In turn, the prediction of future climate depends on understanding the changes in land-atmosphere feedbacks – such as the greening of the shrub tundra in the North, or the proliferation of vegetation, especially shrubs, that will absorb more and more solar energy, thus contributing to global warming.
The only certain thing about the future is that it will be highly uncertain, when it comes to climate and human socio-economic development – and interactions between the two.
This uncertainty must be managed. Given the complexity of water systems and their interdependence with land, energy and food systems, at scales from local to global, managing uncertainty will require more adaptive and flexible strategies than those of the past. The past can no longer serve as a reliable guide to the future.
We need to analyze vulnerability and adopt strategies that foster resilience – the ability of a system to absorb shock and continue to regenerate without changing to a new state.
An interdisciplinary approach
It is widely recognized, for example, that there has been a disconnect between the science produced for climate impact assessment and long-term water planning or climate adaptation. In general, for science to be effective in delivering solutions, it must address problems that are deemed relevant to decision-makers, to deliver tools to users in a timely and useful format, and to include user input. The latter provides the credibility and legitimacy needed to resolve the politically contentious and socially significant issues that surround water resources management today.
This illustrates how important it is for scientists to recognize that the engagement of all stakeholders is a necessity, not an option. The new research paradigm should include a thorough knowledge of the social processes that accompany the effective – and reciprocal – engagement of science and policy.
It is crucial to recognize that local stakeholders are an important source of knowledge. Indigenous communities, for example, have a wealth of multi-generational knowledge of their land and its interactions with natural forces [see the Wide Angle section of this issue]. This knowledge must be used for the benefit of science. That is why – as part of the Global Water Futures (GWF) programme in Canada – we launched a project with Canada’s Aboriginal peoples in April 2018, to work together on a research strategy that can help solve the water problems facing these communities.

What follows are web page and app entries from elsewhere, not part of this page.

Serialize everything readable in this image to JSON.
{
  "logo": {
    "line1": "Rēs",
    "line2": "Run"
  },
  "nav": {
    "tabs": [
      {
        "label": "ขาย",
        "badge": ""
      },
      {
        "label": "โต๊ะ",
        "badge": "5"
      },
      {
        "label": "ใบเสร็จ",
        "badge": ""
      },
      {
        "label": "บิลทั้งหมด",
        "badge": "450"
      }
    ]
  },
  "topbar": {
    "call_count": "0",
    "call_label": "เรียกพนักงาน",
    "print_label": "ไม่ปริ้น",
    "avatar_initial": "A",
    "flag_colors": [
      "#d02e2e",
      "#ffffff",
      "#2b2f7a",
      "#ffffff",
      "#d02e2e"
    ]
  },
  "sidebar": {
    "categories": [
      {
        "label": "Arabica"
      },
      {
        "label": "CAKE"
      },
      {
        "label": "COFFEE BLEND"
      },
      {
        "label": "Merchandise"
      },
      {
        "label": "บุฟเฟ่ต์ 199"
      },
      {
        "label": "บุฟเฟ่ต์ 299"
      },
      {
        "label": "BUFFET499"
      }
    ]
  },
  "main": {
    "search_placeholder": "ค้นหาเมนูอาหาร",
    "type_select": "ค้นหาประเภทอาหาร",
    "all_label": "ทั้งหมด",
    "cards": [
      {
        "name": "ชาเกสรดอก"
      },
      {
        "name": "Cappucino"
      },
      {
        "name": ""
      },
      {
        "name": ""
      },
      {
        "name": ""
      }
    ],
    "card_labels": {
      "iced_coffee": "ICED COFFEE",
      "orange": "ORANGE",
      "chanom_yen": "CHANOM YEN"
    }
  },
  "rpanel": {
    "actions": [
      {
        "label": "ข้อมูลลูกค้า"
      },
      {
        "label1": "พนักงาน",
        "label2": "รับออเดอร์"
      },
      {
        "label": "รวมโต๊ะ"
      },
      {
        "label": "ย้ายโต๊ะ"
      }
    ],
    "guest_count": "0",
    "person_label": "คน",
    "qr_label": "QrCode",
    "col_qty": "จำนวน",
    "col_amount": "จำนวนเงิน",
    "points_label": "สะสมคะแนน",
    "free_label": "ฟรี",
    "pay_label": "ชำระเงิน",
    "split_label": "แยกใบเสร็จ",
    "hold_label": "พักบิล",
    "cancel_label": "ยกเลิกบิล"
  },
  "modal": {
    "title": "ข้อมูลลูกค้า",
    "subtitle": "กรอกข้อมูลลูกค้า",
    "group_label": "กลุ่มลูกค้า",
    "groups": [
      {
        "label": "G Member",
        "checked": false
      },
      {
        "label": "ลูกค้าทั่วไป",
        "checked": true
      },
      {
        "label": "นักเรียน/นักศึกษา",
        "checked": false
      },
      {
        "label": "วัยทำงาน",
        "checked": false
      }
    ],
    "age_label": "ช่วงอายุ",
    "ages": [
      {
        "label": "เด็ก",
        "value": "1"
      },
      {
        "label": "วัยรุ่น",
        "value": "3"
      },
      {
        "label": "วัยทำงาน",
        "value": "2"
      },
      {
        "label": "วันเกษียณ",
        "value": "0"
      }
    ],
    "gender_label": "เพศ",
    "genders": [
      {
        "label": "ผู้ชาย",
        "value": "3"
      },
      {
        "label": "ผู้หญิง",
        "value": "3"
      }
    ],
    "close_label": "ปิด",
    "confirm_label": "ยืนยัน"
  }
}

Ultimately, the major challenges of water security lie with governance. The question of who has the power to make decisions (and how these decisions are made) is therefore crucial.
If the scientific understanding and prediction of water changes pose significant scientific challenges, so does water management. Water security in the twenty-first century is both a scientific and a social issue. Therefore, a new transdisciplinary approach is needed that will establish links between the natural and social sciences.
To summarize: to prevent a major water crisis, we need to develop new scientific knowledge to understand the evolution of water systems that involve the relationship between man and nature; to establish new interdisciplinary modes of scientific collaboration to understand the interconnections of these systems and their societal implications; to integrate local knowledge into scientific research to address user needs; and to put in place more effective mechanisms to translate scientific knowledge into societal action.
With this article, the Courier marks the celebration of World Water Day on 22 March.
Financing natural resilience: a new wave
Angkor water crisis
World Water Assessment Programme (UNESCO WWAP)
The 2018 World Water Development Report (WWDR 2018)
Science for a Sustainable Future
Photo: Anastasia Mityukova